──────── LISTED RECORDS ────────

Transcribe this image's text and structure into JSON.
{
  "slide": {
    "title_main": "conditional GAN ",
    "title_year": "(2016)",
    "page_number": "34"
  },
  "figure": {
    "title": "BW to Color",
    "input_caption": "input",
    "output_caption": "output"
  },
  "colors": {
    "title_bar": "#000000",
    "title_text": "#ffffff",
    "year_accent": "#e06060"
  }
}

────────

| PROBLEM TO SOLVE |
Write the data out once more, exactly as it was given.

| EXERCISE RESULT |
Transcribe this image's text and structure into JSON.
{
  "slide": {
    "title_main": "conditional GAN ",
    "title_year": "(2016)",
    "page_number": "34"
  },
  "figure": {
    "title": "BW to Color",
    "input_caption": "input",
    "output_caption": "output"
  },
  "colors": {
    "title_bar": "#000000",
    "title_text": "#ffffff",
    "year_accent": "#e06060"
  }
}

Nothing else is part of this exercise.